Apprehensions of the Punjab and West Bengal governments that the extension of the Border Security Force’s jurisdiction would encroach upon their power is “ill-founded”, the Centre told the Parliament on Tuesday.

In October, the Centre had extended the BSF’s area of operation in the two states, as well as in Assam to 50 kilometres from the international border, from the earlier jurisdiction of 15 kilometres. Punjab and West Bengal Assemblies have passed resolutions against the order and demanded that the Centre withdraw it.

On Tuesday, Congress Lok Sabha MPs Ravneet Singh and Deepak Baij and Trinamool Congress’ Saugata Roy asked the Centre whether it planned to look into the states’ concerns about the order.

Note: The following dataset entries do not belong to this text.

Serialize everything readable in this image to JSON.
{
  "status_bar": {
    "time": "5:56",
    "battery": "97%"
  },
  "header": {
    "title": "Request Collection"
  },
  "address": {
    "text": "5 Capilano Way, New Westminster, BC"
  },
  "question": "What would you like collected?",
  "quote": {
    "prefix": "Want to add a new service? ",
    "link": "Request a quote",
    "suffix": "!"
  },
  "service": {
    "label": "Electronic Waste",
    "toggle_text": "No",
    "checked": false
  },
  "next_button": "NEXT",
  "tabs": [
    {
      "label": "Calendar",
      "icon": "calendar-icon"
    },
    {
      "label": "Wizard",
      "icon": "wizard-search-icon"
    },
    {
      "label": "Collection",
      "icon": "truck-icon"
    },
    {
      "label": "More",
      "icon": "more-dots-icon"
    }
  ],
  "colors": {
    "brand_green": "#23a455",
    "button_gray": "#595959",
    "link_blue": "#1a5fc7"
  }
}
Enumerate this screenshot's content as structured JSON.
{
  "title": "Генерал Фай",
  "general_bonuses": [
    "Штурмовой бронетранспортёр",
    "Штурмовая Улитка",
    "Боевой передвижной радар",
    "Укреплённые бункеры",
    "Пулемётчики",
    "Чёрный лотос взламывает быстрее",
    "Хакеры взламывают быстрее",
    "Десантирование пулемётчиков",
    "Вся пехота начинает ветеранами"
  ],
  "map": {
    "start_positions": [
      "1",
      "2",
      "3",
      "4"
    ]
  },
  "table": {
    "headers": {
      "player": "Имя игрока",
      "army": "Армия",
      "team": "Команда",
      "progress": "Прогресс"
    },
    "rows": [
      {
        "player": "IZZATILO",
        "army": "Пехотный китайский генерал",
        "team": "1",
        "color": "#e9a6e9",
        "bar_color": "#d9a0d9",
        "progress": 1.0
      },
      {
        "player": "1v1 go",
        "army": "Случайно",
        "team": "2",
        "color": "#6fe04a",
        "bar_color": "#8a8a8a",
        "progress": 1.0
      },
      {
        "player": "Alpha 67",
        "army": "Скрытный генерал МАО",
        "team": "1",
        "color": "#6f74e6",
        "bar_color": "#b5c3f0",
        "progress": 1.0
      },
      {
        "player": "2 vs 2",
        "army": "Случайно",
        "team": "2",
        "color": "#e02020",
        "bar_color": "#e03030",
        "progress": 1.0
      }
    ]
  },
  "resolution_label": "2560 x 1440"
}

“Their apprehension are ill-founded,” Minister of State for Home Affairs Nityanand Rai said in response. “The extension of territorial jurisdiction of BSF would result in better and more effective control on trans-border crimes in conjunction and co-operation with state police.”

The MPs also asked the Centre if the states had been consulted before it took the decision.

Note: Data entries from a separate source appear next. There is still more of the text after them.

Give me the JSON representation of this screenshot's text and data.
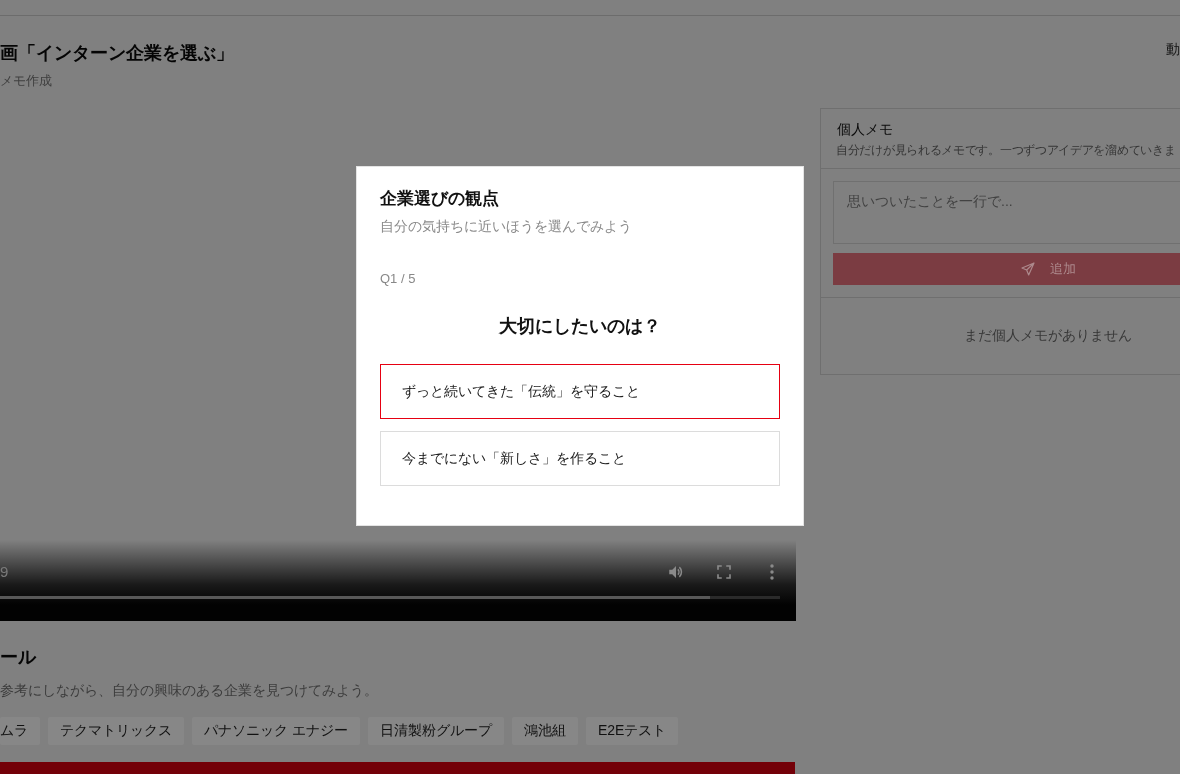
{
  "header": {
    "title": "画「インターン企業を選ぶ」",
    "subtitle": "メモ作成",
    "link": "動"
  },
  "video": {
    "time": "9",
    "progress": {
      "level": 0.91
    }
  },
  "companies": {
    "heading": "ール",
    "description": "参考にしながら、自分の興味のある企業を見つけてみよう。",
    "chips": [
      "ムラ",
      "テクマトリックス",
      "パナソニック エナジー",
      "日清製粉グループ",
      "鴻池組",
      "E2Eテスト"
    ]
  },
  "memo": {
    "title": "個人メモ",
    "description": "自分だけが見られるメモです。一つずつアイデアを溜めていきま",
    "input": {
      "placeholder": "思いついたことを一行で..."
    },
    "add_button": {
      "label": "追加",
      "disabled": true
    },
    "empty": "まだ個人メモがありません"
  },
  "modal": {
    "title": "企業選びの観点",
    "subtitle": "自分の気持ちに近いほうを選んでみよう",
    "counter": "Q1 / 5",
    "question": "大切にしたいのは？",
    "options": [
      {
        "label": "ずっと続いてきた「伝統」を守ること",
        "selected": true
      },
      {
        "label": "今までにない「新しさ」を作ること",
        "selected": false
      }
    ]
  }
}
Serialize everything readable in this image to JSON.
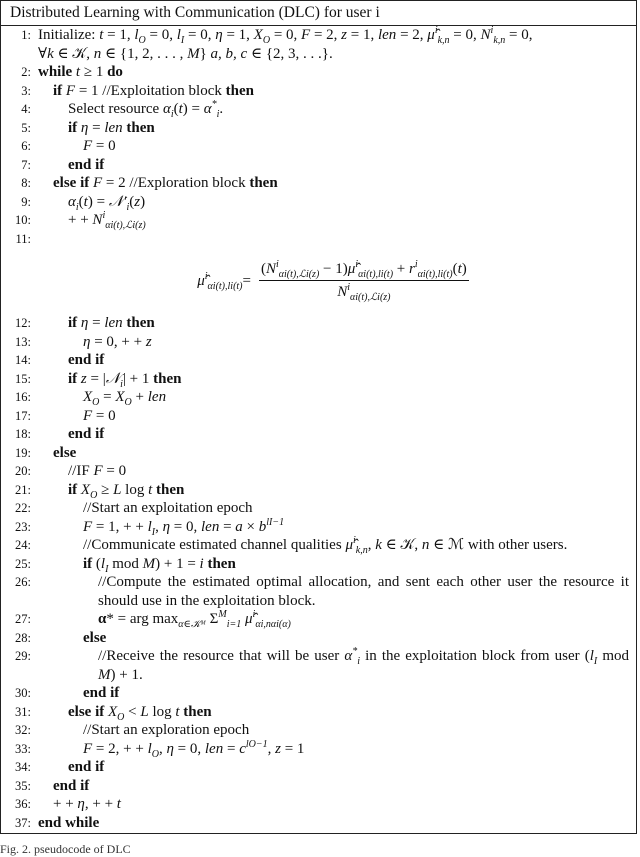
{
  "algorithm": {
    "title": "Distributed Learning with Communication (DLC) for user i",
    "lines": [
      {
        "n": "1:",
        "indent": 0,
        "rows": [
          [
            [
              "r",
              "Initialize: "
            ],
            [
              "m",
              "t"
            ],
            [
              "r",
              " = 1, "
            ],
            [
              "m",
              "l",
              "O"
            ],
            [
              "r",
              " = 0, "
            ],
            [
              "m",
              "l",
              "I"
            ],
            [
              "r",
              " = 0, "
            ],
            [
              "m",
              "η"
            ],
            [
              "r",
              " = 1, "
            ],
            [
              "m",
              "X",
              "O"
            ],
            [
              "r",
              " = 0, "
            ],
            [
              "m",
              "F"
            ],
            [
              "r",
              " = 2, "
            ],
            [
              "m",
              "z"
            ],
            [
              "r",
              " = 1, "
            ],
            [
              "m",
              "len"
            ],
            [
              "r",
              " = 2, "
            ],
            [
              "m",
              "μ̂",
              "k,n",
              "i"
            ],
            [
              "r",
              " = 0, "
            ],
            [
              "m",
              "N",
              "k,n",
              "i"
            ],
            [
              "r",
              " = 0,"
            ]
          ],
          [
            [
              "r",
              "∀"
            ],
            [
              "m",
              "k"
            ],
            [
              "r",
              " ∈ 𝒦, "
            ],
            [
              "m",
              "n"
            ],
            [
              "r",
              " ∈ {1, 2, . . . , "
            ],
            [
              "m",
              "M"
            ],
            [
              "r",
              "} "
            ],
            [
              "m",
              "a, b, c"
            ],
            [
              "r",
              " ∈ {2, 3, . . .}."
            ]
          ]
        ]
      },
      {
        "n": "2:",
        "indent": 0,
        "rows": [
          [
            [
              "b",
              "while "
            ],
            [
              "m",
              "t"
            ],
            [
              "r",
              " ≥ 1 "
            ],
            [
              "b",
              "do"
            ]
          ]
        ]
      },
      {
        "n": "3:",
        "indent": 1,
        "rows": [
          [
            [
              "b",
              "if "
            ],
            [
              "m",
              "F"
            ],
            [
              "r",
              " = 1 //Exploitation block "
            ],
            [
              "b",
              "then"
            ]
          ]
        ]
      },
      {
        "n": "4:",
        "indent": 2,
        "rows": [
          [
            [
              "r",
              "Select resource "
            ],
            [
              "m",
              "α",
              "i"
            ],
            [
              "r",
              "("
            ],
            [
              "m",
              "t"
            ],
            [
              "r",
              ") = "
            ],
            [
              "m",
              "α",
              "i",
              "*"
            ],
            [
              "r",
              "."
            ]
          ]
        ]
      },
      {
        "n": "5:",
        "indent": 2,
        "rows": [
          [
            [
              "b",
              "if "
            ],
            [
              "m",
              "η"
            ],
            [
              "r",
              " = "
            ],
            [
              "m",
              "len"
            ],
            [
              "b",
              " then"
            ]
          ]
        ]
      },
      {
        "n": "6:",
        "indent": 3,
        "rows": [
          [
            [
              "m",
              "F"
            ],
            [
              "r",
              " = 0"
            ]
          ]
        ]
      },
      {
        "n": "7:",
        "indent": 2,
        "rows": [
          [
            [
              "b",
              "end if"
            ]
          ]
        ]
      },
      {
        "n": "8:",
        "indent": 1,
        "rows": [
          [
            [
              "b",
              "else if "
            ],
            [
              "m",
              "F"
            ],
            [
              "r",
              " = 2 //Exploration block "
            ],
            [
              "b",
              "then"
            ]
          ]
        ]
      },
      {
        "n": "9:",
        "indent": 2,
        "rows": [
          [
            [
              "m",
              "α",
              "i"
            ],
            [
              "r",
              "("
            ],
            [
              "m",
              "t"
            ],
            [
              "r",
              ") = "
            ],
            [
              "m",
              "𝒩′",
              "i"
            ],
            [
              "r",
              "("
            ],
            [
              "m",
              "z"
            ],
            [
              "r",
              ")"
            ]
          ]
        ]
      },
      {
        "n": "10:",
        "indent": 2,
        "rows": [
          [
            [
              "r",
              "+ + "
            ],
            [
              "m",
              "N",
              "αi(t),ℒi(z)",
              "i"
            ]
          ]
        ]
      },
      {
        "n": "11:",
        "indent": 2,
        "rows": [
          []
        ],
        "formula": true
      },
      {
        "n": "12:",
        "indent": 2,
        "rows": [
          [
            [
              "b",
              "if "
            ],
            [
              "m",
              "η"
            ],
            [
              "r",
              " = "
            ],
            [
              "m",
              "len"
            ],
            [
              "b",
              " then"
            ]
          ]
        ]
      },
      {
        "n": "13:",
        "indent": 3,
        "rows": [
          [
            [
              "m",
              "η"
            ],
            [
              "r",
              " = 0, + + "
            ],
            [
              "m",
              "z"
            ]
          ]
        ]
      },
      {
        "n": "14:",
        "indent": 2,
        "rows": [
          [
            [
              "b",
              "end if"
            ]
          ]
        ]
      },
      {
        "n": "15:",
        "indent": 2,
        "rows": [
          [
            [
              "b",
              "if "
            ],
            [
              "m",
              "z"
            ],
            [
              "r",
              " = |"
            ],
            [
              "m",
              "𝒩",
              "i"
            ],
            [
              "r",
              "| + 1 "
            ],
            [
              "b",
              "then"
            ]
          ]
        ]
      },
      {
        "n": "16:",
        "indent": 3,
        "rows": [
          [
            [
              "m",
              "X",
              "O"
            ],
            [
              "r",
              " = "
            ],
            [
              "m",
              "X",
              "O"
            ],
            [
              "r",
              " + "
            ],
            [
              "m",
              "len"
            ]
          ]
        ]
      },
      {
        "n": "17:",
        "indent": 3,
        "rows": [
          [
            [
              "m",
              "F"
            ],
            [
              "r",
              " = 0"
            ]
          ]
        ]
      },
      {
        "n": "18:",
        "indent": 2,
        "rows": [
          [
            [
              "b",
              "end if"
            ]
          ]
        ]
      },
      {
        "n": "19:",
        "indent": 1,
        "rows": [
          [
            [
              "b",
              "else"
            ]
          ]
        ]
      },
      {
        "n": "20:",
        "indent": 2,
        "rows": [
          [
            [
              "r",
              "//IF "
            ],
            [
              "m",
              "F"
            ],
            [
              "r",
              " = 0"
            ]
          ]
        ]
      },
      {
        "n": "21:",
        "indent": 2,
        "rows": [
          [
            [
              "b",
              "if "
            ],
            [
              "m",
              "X",
              "O"
            ],
            [
              "r",
              " ≥ "
            ],
            [
              "m",
              "L"
            ],
            [
              "r",
              " log "
            ],
            [
              "m",
              "t"
            ],
            [
              "b",
              " then"
            ]
          ]
        ]
      },
      {
        "n": "22:",
        "indent": 3,
        "rows": [
          [
            [
              "r",
              "//Start an exploitation epoch"
            ]
          ]
        ]
      },
      {
        "n": "23:",
        "indent": 3,
        "rows": [
          [
            [
              "m",
              "F"
            ],
            [
              "r",
              " = 1, + + "
            ],
            [
              "m",
              "l",
              "I"
            ],
            [
              "r",
              ", "
            ],
            [
              "m",
              "η"
            ],
            [
              "r",
              " = 0, "
            ],
            [
              "m",
              "len"
            ],
            [
              "r",
              " = "
            ],
            [
              "m",
              "a"
            ],
            [
              "r",
              " × "
            ],
            [
              "m",
              "b",
              "",
              "lI−1"
            ]
          ]
        ]
      },
      {
        "n": "24:",
        "indent": 3,
        "rows": [
          [
            [
              "r",
              "//Communicate estimated channel qualities "
            ],
            [
              "m",
              "μ̂",
              "k,n",
              "i"
            ],
            [
              "r",
              ", "
            ],
            [
              "m",
              "k"
            ],
            [
              "r",
              " ∈ 𝒦, "
            ],
            [
              "m",
              "n"
            ],
            [
              "r",
              " ∈ ℳ with other users."
            ]
          ]
        ]
      },
      {
        "n": "25:",
        "indent": 3,
        "rows": [
          [
            [
              "b",
              "if "
            ],
            [
              "r",
              " ("
            ],
            [
              "m",
              "l",
              "I"
            ],
            [
              "r",
              "  mod "
            ],
            [
              "m",
              "M"
            ],
            [
              "r",
              ") + 1 = "
            ],
            [
              "m",
              "i"
            ],
            [
              "b",
              " then"
            ]
          ]
        ]
      },
      {
        "n": "26:",
        "indent": 4,
        "rows": [
          [
            [
              "r",
              "//Compute the estimated optimal allocation, and sent each other user the resource it should use in the exploitation block."
            ]
          ]
        ]
      },
      {
        "n": "27:",
        "indent": 4,
        "rows": [
          [
            [
              "b",
              "α"
            ],
            [
              "r",
              "* = arg max"
            ],
            [
              "m",
              "",
              "α∈𝒦ᴹ"
            ],
            [
              "r",
              " Σ"
            ],
            [
              "m",
              "",
              "i=1",
              "M"
            ],
            [
              "r",
              " "
            ],
            [
              "m",
              "μ̂",
              "αi,nαi(α)",
              "i"
            ]
          ]
        ]
      },
      {
        "n": "28:",
        "indent": 3,
        "rows": [
          [
            [
              "b",
              "else"
            ]
          ]
        ]
      },
      {
        "n": "29:",
        "indent": 4,
        "rows": [
          [
            [
              "r",
              "//Receive the resource that will be user "
            ],
            [
              "m",
              "α",
              "i",
              "*"
            ],
            [
              "r",
              " in the exploitation block from user ("
            ],
            [
              "m",
              "l",
              "I"
            ],
            [
              "r",
              " mod "
            ],
            [
              "m",
              "M"
            ],
            [
              "r",
              ") + 1."
            ]
          ]
        ]
      },
      {
        "n": "30:",
        "indent": 3,
        "rows": [
          [
            [
              "b",
              "end if"
            ]
          ]
        ]
      },
      {
        "n": "31:",
        "indent": 2,
        "rows": [
          [
            [
              "b",
              "else if "
            ],
            [
              "m",
              "X",
              "O"
            ],
            [
              "r",
              " < "
            ],
            [
              "m",
              "L"
            ],
            [
              "r",
              " log "
            ],
            [
              "m",
              "t"
            ],
            [
              "b",
              " then"
            ]
          ]
        ]
      },
      {
        "n": "32:",
        "indent": 3,
        "rows": [
          [
            [
              "r",
              "//Start an exploration epoch"
            ]
          ]
        ]
      },
      {
        "n": "33:",
        "indent": 3,
        "rows": [
          [
            [
              "m",
              "F"
            ],
            [
              "r",
              " = 2, + + "
            ],
            [
              "m",
              "l",
              "O"
            ],
            [
              "r",
              ", "
            ],
            [
              "m",
              "η"
            ],
            [
              "r",
              " = 0, "
            ],
            [
              "m",
              "len"
            ],
            [
              "r",
              " = "
            ],
            [
              "m",
              "c",
              "",
              "lO−1"
            ],
            [
              "r",
              ", "
            ],
            [
              "m",
              "z"
            ],
            [
              "r",
              " = 1"
            ]
          ]
        ]
      },
      {
        "n": "34:",
        "indent": 2,
        "rows": [
          [
            [
              "b",
              "end if"
            ]
          ]
        ]
      },
      {
        "n": "35:",
        "indent": 1,
        "rows": [
          [
            [
              "b",
              "end if"
            ]
          ]
        ]
      },
      {
        "n": "36:",
        "indent": 1,
        "rows": [
          [
            [
              "r",
              "+ + "
            ],
            [
              "m",
              "η"
            ],
            [
              "r",
              ", + + "
            ],
            [
              "m",
              "t"
            ]
          ]
        ]
      },
      {
        "n": "37:",
        "indent": 0,
        "rows": [
          [
            [
              "b",
              "end while"
            ]
          ]
        ]
      }
    ],
    "formula": {
      "lhs": [
        "μ̂",
        "αi(t),li(t)",
        "i"
      ],
      "equals": " = ",
      "numerator": [
        [
          "r",
          "("
        ],
        [
          "m",
          "N",
          "αi(t),ℒi(z)",
          "i"
        ],
        [
          "r",
          " − 1)"
        ],
        [
          "m",
          "μ̂",
          "αi(t),li(t)",
          "i"
        ],
        [
          "r",
          " + "
        ],
        [
          "m",
          "r",
          "αi(t),li(t)",
          "i"
        ],
        [
          "r",
          "("
        ],
        [
          "m",
          "t"
        ],
        [
          "r",
          ")"
        ]
      ],
      "denominator": [
        [
          "m",
          "N",
          "αi(t),ℒi(z)",
          "i"
        ]
      ]
    }
  },
  "caption": "Fig. 2.   pseudocode of DLC"
}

In response, Rai said that under Section 139(1) (i) of the BSF Act, 1968, the Centre can confer powers and duties on the members of the BSF “in respect of any Central Acts for the purposes specified therein”.

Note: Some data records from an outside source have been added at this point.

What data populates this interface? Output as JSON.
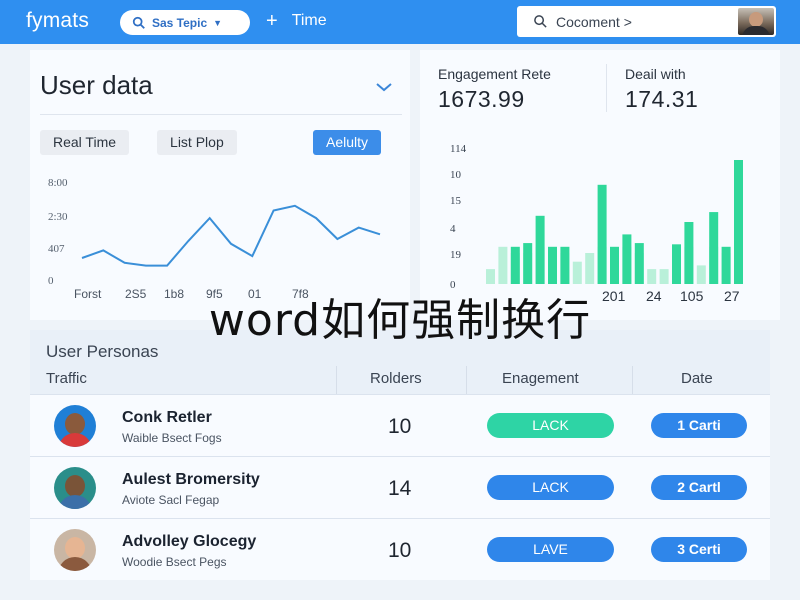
{
  "header": {
    "brand": "fymats",
    "search_pill_label": "Sas Tepic",
    "add_label": "Time",
    "comment_label": "Cocoment >",
    "icons": [
      "search-icon",
      "chevron-down-icon",
      "plus-icon",
      "user-avatar"
    ]
  },
  "user_data": {
    "title": "User data",
    "tabs": [
      "Real Time",
      "List Plop",
      "Aelulty"
    ],
    "active_tab": "Aelulty"
  },
  "engagement": {
    "stat_1_label": "Engagement Rete",
    "stat_1_value": "1673.99",
    "stat_2_label": "Deail with",
    "stat_2_value": "174.31"
  },
  "overlay_caption": "word如何强制换行",
  "personas": {
    "title": "User Personas",
    "columns": [
      "Traffic",
      "Rolders",
      "Enagement",
      "Date"
    ],
    "rows": [
      {
        "name": "Conk Retler",
        "sub": "Waible Bsect Fogs",
        "holders": "10",
        "engagement": "LACK",
        "date": "1 Carti"
      },
      {
        "name": "Aulest Bromersity",
        "sub": "Aviote Sacl Fegap",
        "holders": "14",
        "engagement": "LACK",
        "date": "2 Cartl"
      },
      {
        "name": "Advolley Glocegy",
        "sub": "Woodie Bsect Pegs",
        "holders": "10",
        "engagement": "LAVE",
        "date": "3 Certi"
      }
    ]
  },
  "colors": {
    "topbar": "#2f8ff0",
    "accent_blue": "#2f86ea",
    "accent_teal": "#2ed4a5",
    "bar_green": "#2fd89a",
    "bar_light": "#b9f0d9",
    "line_blue": "#3a8fd8"
  },
  "chart_data": [
    {
      "type": "line",
      "title": "",
      "y_ticks": [
        "8:00",
        "2:30",
        "407",
        "0"
      ],
      "x_ticks": [
        "Forst",
        "2S5",
        "1b8",
        "9f5",
        "01",
        "7f8"
      ],
      "values": [
        0.2,
        0.28,
        0.15,
        0.12,
        0.12,
        0.38,
        0.62,
        0.35,
        0.22,
        0.7,
        0.75,
        0.62,
        0.4,
        0.52,
        0.45
      ]
    },
    {
      "type": "bar",
      "title": "",
      "y_ticks": [
        "114",
        "10",
        "15",
        "4",
        "19",
        "0"
      ],
      "x_ticks": [
        "201",
        "24",
        "105",
        "27"
      ],
      "series": [
        {
          "values": [
            0,
            0,
            0.3,
            0.33,
            0.55,
            0.3,
            0.3,
            0,
            0,
            0.8,
            0.3,
            0.4,
            0.33,
            0,
            0,
            0.32,
            0.5,
            0,
            0.58,
            0.3,
            1.0
          ]
        },
        {
          "values": [
            0.12,
            0.3,
            0.25,
            0.25,
            0.3,
            0.22,
            0.25,
            0.18,
            0.25,
            0.3,
            0.25,
            0.3,
            0.25,
            0.12,
            0.12,
            0.3,
            0.3,
            0.15,
            0.3,
            0.25,
            0.3
          ]
        }
      ]
    }
  ]
}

Meanwhile, BSF Director General Pankaj Kumar Singh has said that in West Bengal and Assam, demographic changes could have led to the enhancement of the force’s jurisdiction, The Hindu reported.

“Demographic balance has changed in Bengal and Assam leading to revolt among the people… voting pattern has changed in the neighbouring border districts,” Singh said at a press briefing. “The government thinking was that this notification can help in catching the infiltrators.”